The interview reinforced, but also shed some new light on, my view regarding why ad agencies so actively license music as opposed to having something original tailored specifically for their campaign. It’s not just credibility they’re after, but an additional way of presenting the consumer with their product. This opens up new avenues while also creating new dilemmas for the artist, some of which I’ve witnessed first hand. Ultimately, it’s good to see the power of music taken seriously, and hopefully that aspect won’t change in a constantly changing industry.
Earlier this month, I composed a score to the short student film Playing It Straight, which was directed by Michael Kenney. The film itself deals with sexual identity and societal norms in a comedic and dramatic way, with a nod to the iconic ’80s films of John Hughes. In that respect, the music I had to compose for the film was extremely stylized, and ran the gamut of overtly sentimental, to excessively dramatic, to cartoonish, making for a lot of diversity in my compositions.
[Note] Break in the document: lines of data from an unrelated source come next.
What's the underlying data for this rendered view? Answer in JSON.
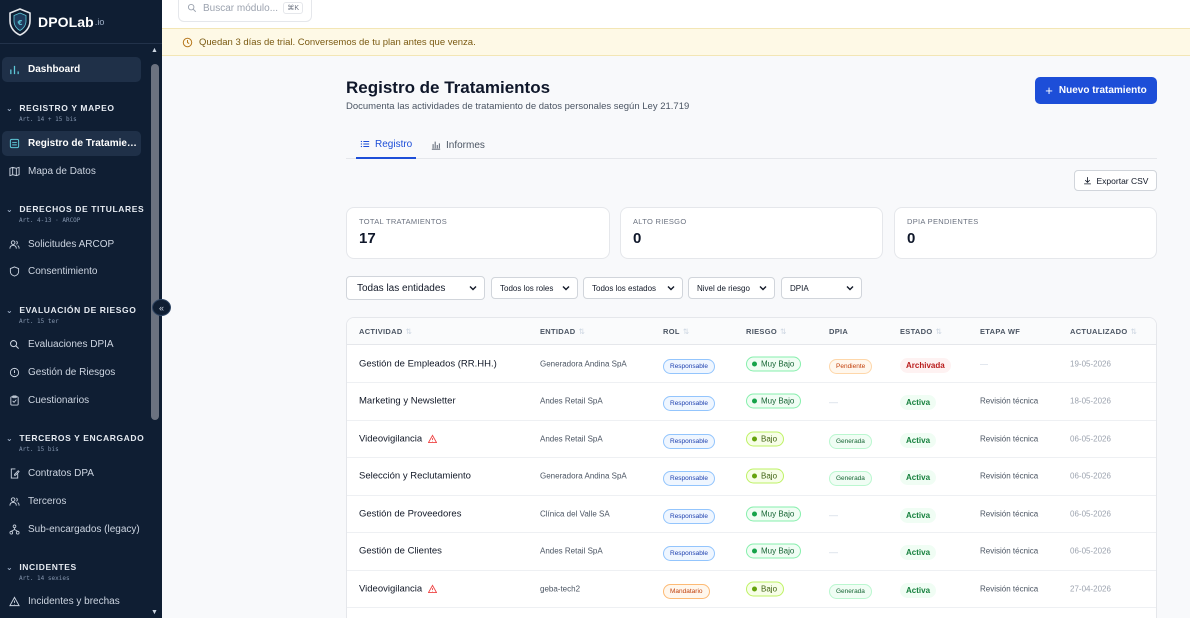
{
  "brand": {
    "name": "DPOLab",
    "tld": ".io"
  },
  "colors": {
    "sidebar_bg": "#0f1e33",
    "accent": "#1d4ed8",
    "trial_bg": "#fef9e6"
  },
  "search": {
    "placeholder": "Buscar módulo...",
    "shortcut": "⌘K"
  },
  "trial_banner": "Quedan 3 días de trial. Conversemos de tu plan antes que venza.",
  "sidebar": {
    "dashboard": "Dashboard",
    "sections": [
      {
        "title": "REGISTRO Y MAPEO",
        "sub": "Art. 14 + 15 bis",
        "items": [
          "Registro de Tratamientos",
          "Mapa de Datos"
        ]
      },
      {
        "title": "DERECHOS DE TITULARES",
        "sub": "Art. 4-13 · ARCOP",
        "items": [
          "Solicitudes ARCOP",
          "Consentimiento"
        ]
      },
      {
        "title": "EVALUACIÓN DE RIESGO",
        "sub": "Art. 15 ter",
        "items": [
          "Evaluaciones DPIA",
          "Gestión de Riesgos",
          "Cuestionarios"
        ]
      },
      {
        "title": "TERCEROS Y ENCARGADOS",
        "sub": "Art. 15 bis",
        "items": [
          "Contratos DPA",
          "Terceros",
          "Sub-encargados (legacy)"
        ]
      },
      {
        "title": "INCIDENTES",
        "sub": "Art. 14 sexies",
        "items": [
          "Incidentes y brechas"
        ]
      }
    ]
  },
  "page": {
    "title": "Registro de Tratamientos",
    "subtitle": "Documenta las actividades de tratamiento de datos personales según Ley 21.719",
    "new_button": "Nuevo tratamiento",
    "tabs": [
      "Registro",
      "Informes"
    ],
    "export_button": "Exportar CSV"
  },
  "stats": [
    {
      "label": "TOTAL TRATAMIENTOS",
      "value": "17"
    },
    {
      "label": "ALTO RIESGO",
      "value": "0"
    },
    {
      "label": "DPIA PENDIENTES",
      "value": "0"
    }
  ],
  "filters": [
    "Todas las entidades",
    "Todos los roles",
    "Todos los estados",
    "Nivel de riesgo",
    "DPIA"
  ],
  "table": {
    "headers": [
      "ACTIVIDAD",
      "ENTIDAD",
      "ROL",
      "RIESGO",
      "DPIA",
      "ESTADO",
      "ETAPA WF",
      "ACTUALIZADO"
    ],
    "rows": [
      {
        "actividad": "Gestión de Empleados (RR.HH.)",
        "warn": false,
        "entidad": "Generadora Andina SpA",
        "rol": "Responsable",
        "riesgo": "Muy Bajo",
        "dpia": "Pendiente",
        "estado": "Archivada",
        "etapa": "—",
        "actualizado": "19-05-2026"
      },
      {
        "actividad": "Marketing y Newsletter",
        "warn": false,
        "entidad": "Andes Retail SpA",
        "rol": "Responsable",
        "riesgo": "Muy Bajo",
        "dpia": "—",
        "estado": "Activa",
        "etapa": "Revisión técnica",
        "actualizado": "18-05-2026"
      },
      {
        "actividad": "Videovigilancia",
        "warn": true,
        "entidad": "Andes Retail SpA",
        "rol": "Responsable",
        "riesgo": "Bajo",
        "dpia": "Generada",
        "estado": "Activa",
        "etapa": "Revisión técnica",
        "actualizado": "06-05-2026"
      },
      {
        "actividad": "Selección y Reclutamiento",
        "warn": false,
        "entidad": "Generadora Andina SpA",
        "rol": "Responsable",
        "riesgo": "Bajo",
        "dpia": "Generada",
        "estado": "Activa",
        "etapa": "Revisión técnica",
        "actualizado": "06-05-2026"
      },
      {
        "actividad": "Gestión de Proveedores",
        "warn": false,
        "entidad": "Clínica del Valle SA",
        "rol": "Responsable",
        "riesgo": "Muy Bajo",
        "dpia": "—",
        "estado": "Activa",
        "etapa": "Revisión técnica",
        "actualizado": "06-05-2026"
      },
      {
        "actividad": "Gestión de Clientes",
        "warn": false,
        "entidad": "Andes Retail SpA",
        "rol": "Responsable",
        "riesgo": "Muy Bajo",
        "dpia": "—",
        "estado": "Activa",
        "etapa": "Revisión técnica",
        "actualizado": "06-05-2026"
      },
      {
        "actividad": "Videovigilancia",
        "warn": true,
        "entidad": "geba-tech2",
        "rol": "Mandatario",
        "riesgo": "Bajo",
        "dpia": "Generada",
        "estado": "Activa",
        "etapa": "Revisión técnica",
        "actualizado": "27-04-2026"
      }
    ]
  }
}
Below is the final cut of the film “Playing It Straight” (Run time is 21:53, but the film doesn’t actually start until 1:28). If you’d like to get in touch with Michael, let me know and I’ll forward you his information. Enjoy!
Here’s an orchestral piece I scored for the film that I particularly enjoy that didn’t end up making it in the final cut for one reason or another.
Let me guess…you spent a lot of money on a snazzy logo for your brand. You hired a great designer to make your website. You invested a good chunk of cash in gear to produce your commercials, podcasts and/or web videos. Maybe you’ve even made some branded clothing. But what does your brand sound like?
Audio branding is not a new technique by any means. We’ve all been subjected to this type of marketing for years. Theme music for a particular television program or network is a given. But even simpler than that is their brand’s audio logo or indent. To me, the most obvious is the NBC Chimes, which have quite a history. Despite their hip new ad campaigns, the main thing that sticks with me after a State Farm commercial is their tried-and-true 4 second audio logo (apparently derived from a theme song of year’s past). Too musical for you? Try HBO’s audio logo.
How often does your logo appear in some form of non-static visual media? If your website or company produces a lot of video content, and/or your logo is featured at the beginning of mobile phone apps or games, an audio logo is a necessity. The successful incorporation of sound in defining your brand is not just for huge companies anymore, and it’s a lot easier than you’d think. Just ask your friendly neighborhood composer.
What are some of your favorite audio logos, indents, or themes? Which ones bring you to a certain time or place whenever you hear them?